Originally Posted by Protagonist
That is not a hijack. It extends the original topic, and doesn't send it off at a tangent......
OK, I'll bite, at least a preliminary nibble, especially given that the original poster followed up by mentioning that they were trying to identify what *for them* would be the sweet spot on price.
The main benefit to choosing an older used Interstate (by that I mean primarily the T1N) is obviously the lower price. However, given:
(1) the scarcity of them in the market due to the facts that
(a) not many were produced in the first place, and
(b) owners tend to hold onto them; and
(2) the fact that most owners are early retirees who tend to take very good care of them, and
(3) the fact that the new Interstate prices have risen so dramatically,
the older used prices are actually not as low as you might expect. The earliest Interstates tend to hold their value. In in the hunt for our Interstate, the lowest price we saw was about $32,000, but that was for a private sale of a 2005 that had been partially gutted for tailgating purposes (sacrilege!) and probably was beyond being restored to original condition. For a used vehicle typically you're looking in the ask range of $40,000 - $60,000 even if the engine has 100,000+ miles on it. That being on a vehicle that was stickered around $95,000 to start with (depending on option package) which means it was probably sold new for comfortably less than that.
And those prices might sound mighty good compared to the $70,000 - $100,000 ask for a younger 3500 or the $150,000 ask for a brand new Grand Tour, but of course there's no such thing as a free lunch. The Airstream execution factor figures into this analysis very strongly. As has been opined many times in this forum, Interstates regardless of model year (to date, at least) are characterized by superb design but deeply flawed execution. When comparing different model years, I think that the relevant questions to ask are NOT whether it has this awning or that awning, or this macerator vs. that slinky. The real question is - how much agony are you willing to endure in the process of dealing with the inevitable maintenance, repairs, and upgrades? How much can you do DIY vs. do you have to wait weeks for service only to then pay a mechanic a larger hourly wage than you yourself probably make? IMO, older Interstates may cease to make financial sense if you're the type of person who has to contract everything out. What you save on the initial purchase price, you might end up spending in fees. If that's looking like it might be your scenario, you'd be better off buying a younger Interstate and forestalling those eventual costs.

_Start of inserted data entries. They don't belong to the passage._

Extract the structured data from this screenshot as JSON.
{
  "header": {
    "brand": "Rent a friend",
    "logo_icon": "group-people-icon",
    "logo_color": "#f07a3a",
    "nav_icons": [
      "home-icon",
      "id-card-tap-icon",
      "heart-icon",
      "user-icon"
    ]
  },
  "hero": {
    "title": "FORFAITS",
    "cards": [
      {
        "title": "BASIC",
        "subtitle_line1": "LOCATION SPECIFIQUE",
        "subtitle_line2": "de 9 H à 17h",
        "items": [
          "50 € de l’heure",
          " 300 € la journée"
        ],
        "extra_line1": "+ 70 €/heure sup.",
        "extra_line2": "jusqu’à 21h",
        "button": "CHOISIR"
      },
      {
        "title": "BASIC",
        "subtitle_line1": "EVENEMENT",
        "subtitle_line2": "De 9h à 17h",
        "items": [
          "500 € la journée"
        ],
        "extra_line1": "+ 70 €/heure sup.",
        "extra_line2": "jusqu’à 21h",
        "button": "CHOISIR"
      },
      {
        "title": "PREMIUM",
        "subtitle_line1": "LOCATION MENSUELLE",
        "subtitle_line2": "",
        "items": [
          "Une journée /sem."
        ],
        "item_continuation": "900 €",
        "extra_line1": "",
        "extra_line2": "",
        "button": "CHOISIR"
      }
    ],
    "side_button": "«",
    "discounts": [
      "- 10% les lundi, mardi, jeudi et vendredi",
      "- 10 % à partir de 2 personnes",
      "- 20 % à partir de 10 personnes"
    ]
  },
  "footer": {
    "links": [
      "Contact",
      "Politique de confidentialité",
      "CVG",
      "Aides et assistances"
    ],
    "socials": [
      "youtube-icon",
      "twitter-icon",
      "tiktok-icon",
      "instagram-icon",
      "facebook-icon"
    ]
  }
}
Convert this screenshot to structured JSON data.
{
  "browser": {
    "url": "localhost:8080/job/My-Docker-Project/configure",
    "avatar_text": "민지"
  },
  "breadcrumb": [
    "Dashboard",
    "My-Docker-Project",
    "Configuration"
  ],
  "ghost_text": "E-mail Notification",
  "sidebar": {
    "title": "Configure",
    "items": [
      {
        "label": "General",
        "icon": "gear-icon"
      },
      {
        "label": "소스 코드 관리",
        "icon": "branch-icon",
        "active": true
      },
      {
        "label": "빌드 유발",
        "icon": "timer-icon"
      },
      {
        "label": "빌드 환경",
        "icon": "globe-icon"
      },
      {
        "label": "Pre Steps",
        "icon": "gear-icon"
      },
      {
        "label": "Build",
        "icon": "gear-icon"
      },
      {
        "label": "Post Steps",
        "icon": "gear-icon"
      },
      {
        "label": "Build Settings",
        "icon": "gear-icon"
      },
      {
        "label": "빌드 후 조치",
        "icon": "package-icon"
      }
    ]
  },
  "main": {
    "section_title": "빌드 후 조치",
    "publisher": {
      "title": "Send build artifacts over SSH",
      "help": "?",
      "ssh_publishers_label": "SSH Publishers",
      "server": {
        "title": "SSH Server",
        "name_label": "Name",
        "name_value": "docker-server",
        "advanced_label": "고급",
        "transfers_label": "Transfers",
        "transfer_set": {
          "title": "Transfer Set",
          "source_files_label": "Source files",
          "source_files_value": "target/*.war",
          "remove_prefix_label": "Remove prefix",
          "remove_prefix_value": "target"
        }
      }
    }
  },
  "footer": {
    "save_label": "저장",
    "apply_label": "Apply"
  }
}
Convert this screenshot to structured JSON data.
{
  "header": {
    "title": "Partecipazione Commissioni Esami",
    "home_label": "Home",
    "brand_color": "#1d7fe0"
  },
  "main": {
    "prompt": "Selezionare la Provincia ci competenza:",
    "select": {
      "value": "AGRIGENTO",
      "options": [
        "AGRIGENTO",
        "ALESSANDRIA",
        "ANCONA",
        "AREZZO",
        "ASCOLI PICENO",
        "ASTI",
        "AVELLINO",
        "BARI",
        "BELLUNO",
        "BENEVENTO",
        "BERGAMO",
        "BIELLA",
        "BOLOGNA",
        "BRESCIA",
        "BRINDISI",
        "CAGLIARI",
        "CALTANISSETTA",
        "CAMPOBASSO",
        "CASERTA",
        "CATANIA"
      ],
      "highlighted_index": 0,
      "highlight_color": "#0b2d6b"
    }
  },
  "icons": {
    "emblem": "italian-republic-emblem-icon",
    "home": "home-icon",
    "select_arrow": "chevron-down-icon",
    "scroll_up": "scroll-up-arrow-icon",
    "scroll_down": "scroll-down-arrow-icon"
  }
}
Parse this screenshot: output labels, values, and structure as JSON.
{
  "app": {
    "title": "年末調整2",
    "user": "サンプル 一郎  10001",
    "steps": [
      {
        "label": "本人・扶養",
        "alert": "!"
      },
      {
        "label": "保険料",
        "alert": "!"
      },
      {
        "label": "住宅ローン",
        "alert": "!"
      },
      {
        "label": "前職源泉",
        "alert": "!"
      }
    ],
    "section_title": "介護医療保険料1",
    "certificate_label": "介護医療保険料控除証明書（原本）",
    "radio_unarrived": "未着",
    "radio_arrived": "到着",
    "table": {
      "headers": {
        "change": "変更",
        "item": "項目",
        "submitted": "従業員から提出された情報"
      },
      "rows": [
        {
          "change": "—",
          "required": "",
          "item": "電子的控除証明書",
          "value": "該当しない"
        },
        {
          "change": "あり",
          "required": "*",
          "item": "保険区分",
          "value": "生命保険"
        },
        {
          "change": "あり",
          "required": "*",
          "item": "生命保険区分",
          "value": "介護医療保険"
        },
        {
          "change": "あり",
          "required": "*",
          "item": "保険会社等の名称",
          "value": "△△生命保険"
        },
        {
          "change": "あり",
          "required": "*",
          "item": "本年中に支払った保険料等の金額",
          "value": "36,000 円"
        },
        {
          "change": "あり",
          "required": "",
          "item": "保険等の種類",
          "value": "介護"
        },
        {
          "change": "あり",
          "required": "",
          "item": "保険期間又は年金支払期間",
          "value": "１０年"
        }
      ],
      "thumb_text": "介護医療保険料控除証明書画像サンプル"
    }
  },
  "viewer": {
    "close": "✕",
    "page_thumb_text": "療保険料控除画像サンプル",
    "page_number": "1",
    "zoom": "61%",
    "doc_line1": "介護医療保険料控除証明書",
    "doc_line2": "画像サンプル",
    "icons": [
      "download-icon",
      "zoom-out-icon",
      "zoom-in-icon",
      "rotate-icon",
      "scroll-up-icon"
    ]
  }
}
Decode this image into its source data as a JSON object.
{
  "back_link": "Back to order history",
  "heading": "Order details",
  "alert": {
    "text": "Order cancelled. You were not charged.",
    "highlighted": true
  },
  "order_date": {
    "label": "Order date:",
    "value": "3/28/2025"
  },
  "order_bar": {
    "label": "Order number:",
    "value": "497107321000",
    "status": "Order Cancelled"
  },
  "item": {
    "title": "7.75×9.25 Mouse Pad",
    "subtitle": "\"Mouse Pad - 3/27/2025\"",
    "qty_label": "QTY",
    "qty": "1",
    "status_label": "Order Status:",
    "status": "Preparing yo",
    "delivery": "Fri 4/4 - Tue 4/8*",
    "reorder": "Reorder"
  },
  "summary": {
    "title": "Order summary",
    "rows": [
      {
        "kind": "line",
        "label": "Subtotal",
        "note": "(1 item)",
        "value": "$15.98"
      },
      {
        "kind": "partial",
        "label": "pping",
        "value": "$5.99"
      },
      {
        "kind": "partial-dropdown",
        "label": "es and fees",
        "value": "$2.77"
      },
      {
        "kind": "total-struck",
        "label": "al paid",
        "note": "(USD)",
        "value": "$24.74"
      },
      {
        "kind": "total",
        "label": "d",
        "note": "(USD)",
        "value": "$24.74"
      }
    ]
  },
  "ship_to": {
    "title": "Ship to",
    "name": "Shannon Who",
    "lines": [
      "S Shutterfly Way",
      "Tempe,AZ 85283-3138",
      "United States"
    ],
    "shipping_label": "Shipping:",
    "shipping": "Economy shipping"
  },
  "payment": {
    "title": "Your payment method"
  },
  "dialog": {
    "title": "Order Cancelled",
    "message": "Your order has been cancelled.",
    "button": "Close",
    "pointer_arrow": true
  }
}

When evaluating how much maintenance, repairs, and upgrades you can stomach, I think it's important to recognize that a lot of your energy might get expended in the NORMAL process of customizing your Interstate - forget about the EXTRAORDINARY portion of the energy you'll need to devote to troubleshooting and repairs. This is particularly true if you plan to use your Interstate in non-typical ways (e.g., internationally or for work purposes, both of which are among my intended uses).
As an illustration, let me give you some stats from our personal punch list, for our 2007 Interstate that was acquired in September 2014:
Total items on punch list - 54
Obligatory items (required repairs plus can't-live-withouts) - 18
Items that would characterize any Interstate of any model year - 19
Total items fulfilled to date - 27
So you can see that I've got 19 items on my list that would apply even if I were spending $150,000 on a new vehicle. Luckily for me, I have an overabundance of mental energy, but for many people, by the time they get done achieving what they WANT to do with the vehicle, they might not have much stamina left over for the less fun tasks that they NEED to do. This is a consideration that people tend to overlook.
I guess this turned out to be longer than a nibble at the topic.
When I told my father that my husband and I bought an RV, the first thing he did was deliver the classic joke, "I had a buddy who said that he had only two happy days with his RV - the day he bought it, and the day he sold it." It's a nod to the fact that these things are a handful no matter which purchasing strategy you adopt.